- Europe’s SMEs are finding it difficult to raise equity capital and there is a significant lack of awareness about the funding options available to them;
- AFME has released the first pan-EU Guide to help SMEs identify and access funding opportunities.
European small and medium-sized enterprises (SMEs) have access to nearly twice the amount of funding as their US counterparts, yet bank loans remain the most common form of SME finance in Europe. This leaves huge scope for small businesses to tap additional funding sources for loans, bonds and equities, finds new research by the Association for Financial Markets in Europe (AFME). However, many SMEs remain unaware of the options available to them.
In Spain and Italy, for example – where small businesses tend to lean most heavily on financing sources, such as banks – Italian SMEs received €233 billion in loans in 2013 compared to just €1 billion in private equity capital. While in Spain, SMEs received close to €273 billion through bank loans compared to less than €1.5 billion from venture capital and private equity sources.
With a view to helping European SMEs decide what type of funding their business needs, AFME has released the first pan-European guide entitled: “Raising Finance for Europe’s Small & Medium-Sized Businesses: A practical guide to obtaining loan, bond and equity funding”. The Guide provides a comprehensive overview of the financing options available, including practical tips on where and how to access funding.
Simon Lewis, Chief Executive of AFME, said: “SMEs are at the heart of the European economy and are a key driver for economic growth, innovation and employment.

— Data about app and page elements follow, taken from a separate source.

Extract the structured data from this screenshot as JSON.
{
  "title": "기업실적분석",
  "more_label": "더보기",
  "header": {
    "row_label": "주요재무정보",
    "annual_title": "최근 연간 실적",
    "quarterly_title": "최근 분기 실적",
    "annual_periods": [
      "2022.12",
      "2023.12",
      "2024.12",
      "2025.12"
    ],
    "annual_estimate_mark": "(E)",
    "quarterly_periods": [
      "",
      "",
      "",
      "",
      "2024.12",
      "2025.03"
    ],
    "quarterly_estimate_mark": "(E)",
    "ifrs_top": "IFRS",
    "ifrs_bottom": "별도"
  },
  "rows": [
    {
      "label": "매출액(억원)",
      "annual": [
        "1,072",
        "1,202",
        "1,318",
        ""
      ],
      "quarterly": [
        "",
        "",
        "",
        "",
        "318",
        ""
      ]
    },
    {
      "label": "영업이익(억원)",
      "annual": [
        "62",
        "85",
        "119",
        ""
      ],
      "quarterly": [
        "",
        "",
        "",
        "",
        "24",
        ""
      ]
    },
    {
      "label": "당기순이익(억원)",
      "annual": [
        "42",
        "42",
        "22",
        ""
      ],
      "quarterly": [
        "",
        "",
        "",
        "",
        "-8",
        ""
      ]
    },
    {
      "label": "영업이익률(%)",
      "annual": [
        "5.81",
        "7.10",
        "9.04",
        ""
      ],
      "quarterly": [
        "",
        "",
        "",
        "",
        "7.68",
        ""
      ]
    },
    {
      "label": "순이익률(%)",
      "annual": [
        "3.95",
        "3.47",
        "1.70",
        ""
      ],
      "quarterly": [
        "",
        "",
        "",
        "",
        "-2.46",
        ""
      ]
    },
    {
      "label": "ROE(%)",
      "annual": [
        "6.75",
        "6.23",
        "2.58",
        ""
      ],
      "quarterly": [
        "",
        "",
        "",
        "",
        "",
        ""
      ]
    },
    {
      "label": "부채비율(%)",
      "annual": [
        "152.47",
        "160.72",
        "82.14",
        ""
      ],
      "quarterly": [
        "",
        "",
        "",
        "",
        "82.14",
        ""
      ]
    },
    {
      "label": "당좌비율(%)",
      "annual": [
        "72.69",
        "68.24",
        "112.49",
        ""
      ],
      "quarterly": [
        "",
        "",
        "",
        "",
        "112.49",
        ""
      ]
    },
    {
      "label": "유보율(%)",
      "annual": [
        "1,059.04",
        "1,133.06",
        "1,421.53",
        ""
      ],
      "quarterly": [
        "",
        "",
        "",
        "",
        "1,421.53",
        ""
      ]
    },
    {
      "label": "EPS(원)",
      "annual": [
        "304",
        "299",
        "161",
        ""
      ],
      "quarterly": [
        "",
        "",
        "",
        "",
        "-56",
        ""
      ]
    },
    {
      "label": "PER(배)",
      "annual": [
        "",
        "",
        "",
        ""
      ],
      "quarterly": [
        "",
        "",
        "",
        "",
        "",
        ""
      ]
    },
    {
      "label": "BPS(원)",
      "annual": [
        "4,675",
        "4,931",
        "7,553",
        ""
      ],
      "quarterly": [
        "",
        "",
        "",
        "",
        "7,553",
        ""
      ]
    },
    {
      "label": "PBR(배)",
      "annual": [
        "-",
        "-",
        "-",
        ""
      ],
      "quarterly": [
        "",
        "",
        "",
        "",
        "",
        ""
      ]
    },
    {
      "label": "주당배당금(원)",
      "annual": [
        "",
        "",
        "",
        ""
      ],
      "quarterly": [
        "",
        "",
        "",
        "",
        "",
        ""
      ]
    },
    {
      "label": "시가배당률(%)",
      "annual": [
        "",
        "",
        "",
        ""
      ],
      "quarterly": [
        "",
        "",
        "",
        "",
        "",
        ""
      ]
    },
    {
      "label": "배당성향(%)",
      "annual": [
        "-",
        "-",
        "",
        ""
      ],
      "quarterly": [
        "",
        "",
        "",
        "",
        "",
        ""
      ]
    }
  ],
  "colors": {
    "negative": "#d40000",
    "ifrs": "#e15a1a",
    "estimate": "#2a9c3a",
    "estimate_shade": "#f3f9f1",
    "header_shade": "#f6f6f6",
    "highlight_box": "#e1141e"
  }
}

By understanding the diverse funding sources available to them, European SMEs will be better able to grow and create employment. In this respect, we hope the Guide will help facilitate decision-making on critical funding choices.”
In order to encourage European SMEs to think more creatively about their financing options, AFME’s Guide explains the main types of SME finance available, namely loans provided by banks and non-banks, bonds and equity finance. It introduces sources, such as venture capital, private equity, peer-to-peer lending platforms and crowd funding websites. It also includes an extensive directory of national and pan-European organisations and schemes which provide SME support, and offers practical case studies. The Guide also provides a comparison of stock exchange requirements and issuance data for equity and bond markets across Europe.
George Passaris, head of securitisation at the European Investment Fund said: “The AFME Guide will help European SMEs make educated choices about the type of funding they need and will help to improve their chances of achieving success with loan applications and bond and equity fund-raisings. It includes a useful overview of the financing programmes available from the EIF, EIB and other European institutions to support the growth of European SMEs.”
Gerhard Huemer from the EU SME Association UEAPME, who supported the work on the Guide, said: “Especially in times when many SMEs have difficulties with access to finance, this Guide helps SMEs to learn about the full range of financing sources and how to profit from them.”
AFME and its wholesale capital markets members are the link between businesses of all sizes and a broad range of investors. As such, AFME is uniquely placed to gather their expertise – and that of other organisations across Europe – to provide new ideas to all European companies looking to understand what type of capital they need.
AFME’s support for SMEs is part of a wider collaborative effort to improve economic and employment growth in Europe, driven by the European Commission. This growth agenda includes the recently announced Capital Markets Union and the Investment Plan for Europe which includes the €315 billion European Fund for Strategic Investments.
AFME members have already begun distributing the Guide to their SME clients across Europe.